● Exercise goal:
Say how many lines in the records hold the word "pieces", and give nothing but that number.

* * *

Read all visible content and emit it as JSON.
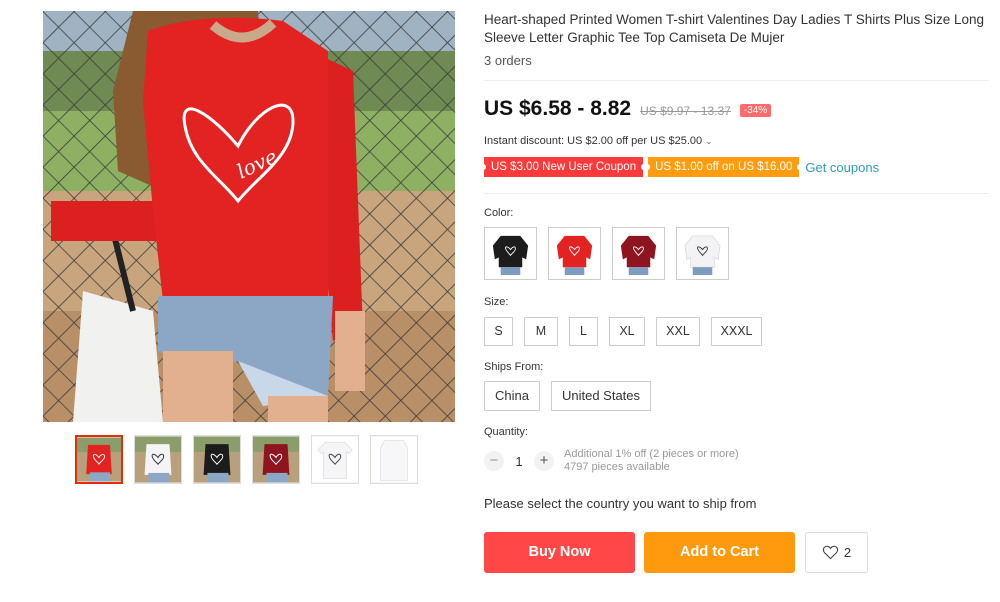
{
  "product": {
    "title": "Heart-shaped Printed Women T-shirt Valentines Day Ladies T Shirts Plus Size Long Sleeve Letter Graphic Tee Top Camiseta De Mujer",
    "orders": "3 orders",
    "price": "US $6.58 - 8.82",
    "original_price": "US $9.97 - 13.37",
    "discount_pct": "-34%",
    "instant_discount": "Instant discount: US $2.00 off per US $25.00",
    "print_text": "love"
  },
  "coupons": {
    "new_user": "US $3.00 New User Coupon",
    "off": "US $1.00 off on US $16.00",
    "get_coupons": "Get coupons"
  },
  "labels": {
    "color": "Color:",
    "size": "Size:",
    "ships_from": "Ships From:",
    "quantity": "Quantity:"
  },
  "colors": [
    "black",
    "red",
    "burgundy",
    "white"
  ],
  "sizes": [
    "S",
    "M",
    "L",
    "XL",
    "XXL",
    "XXXL"
  ],
  "ships_from": [
    "China",
    "United States"
  ],
  "quantity": {
    "value": "1",
    "minus": "−",
    "plus": "+",
    "note_line1": "Additional 1% off (2 pieces or more)",
    "note_line2": "4797 pieces available"
  },
  "ship_message": "Please select the country you want to ship from",
  "actions": {
    "buy_now": "Buy Now",
    "add_to_cart": "Add to Cart",
    "wish_count": "2"
  },
  "theme": {
    "buy_color": "#ff4747",
    "cart_color": "#ff9a0e",
    "coupon_red": "#fb3b3b",
    "coupon_orange": "#ff9c0f",
    "link_color": "#2e9cc3",
    "active_thumb_border": "#e62e04"
  },
  "icons": [
    "heart-icon",
    "chevron-down-icon",
    "minus-icon",
    "plus-icon"
  ]
}
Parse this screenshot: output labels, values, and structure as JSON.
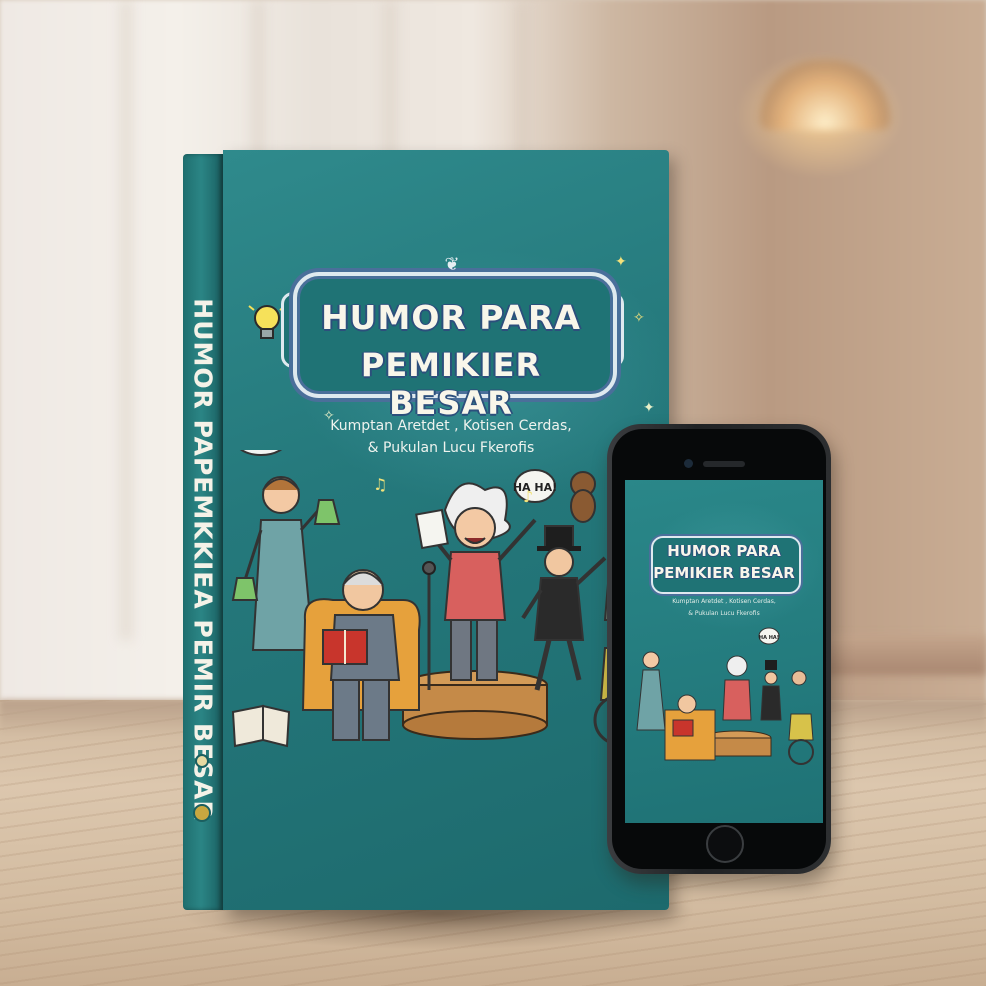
{
  "book": {
    "title_line_1": "HUMOR PARA",
    "title_line_2": "PEMIKIER BESAR",
    "subtitle_line_1": "Kumptan Aretdet , Kotisen Cerdas,",
    "subtitle_line_2": "& Pukulan Lucu Fkerofis",
    "spine_text": "HUMOR PAPEMKKIEA PEMIR BESAR",
    "speech_bubble": "HA HA!",
    "cover_color": "#26797c"
  },
  "phone": {
    "title_line_1": "HUMOR PARA",
    "title_line_2": "PEMIKIER BESAR",
    "subtitle_line_1": "Kumptan Aretdet , Kotisen Cerdas,",
    "subtitle_line_2": "& Pukulan Lucu Fkerofis",
    "speech_bubble": "HA HA!"
  }
}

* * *

● Solution below:
2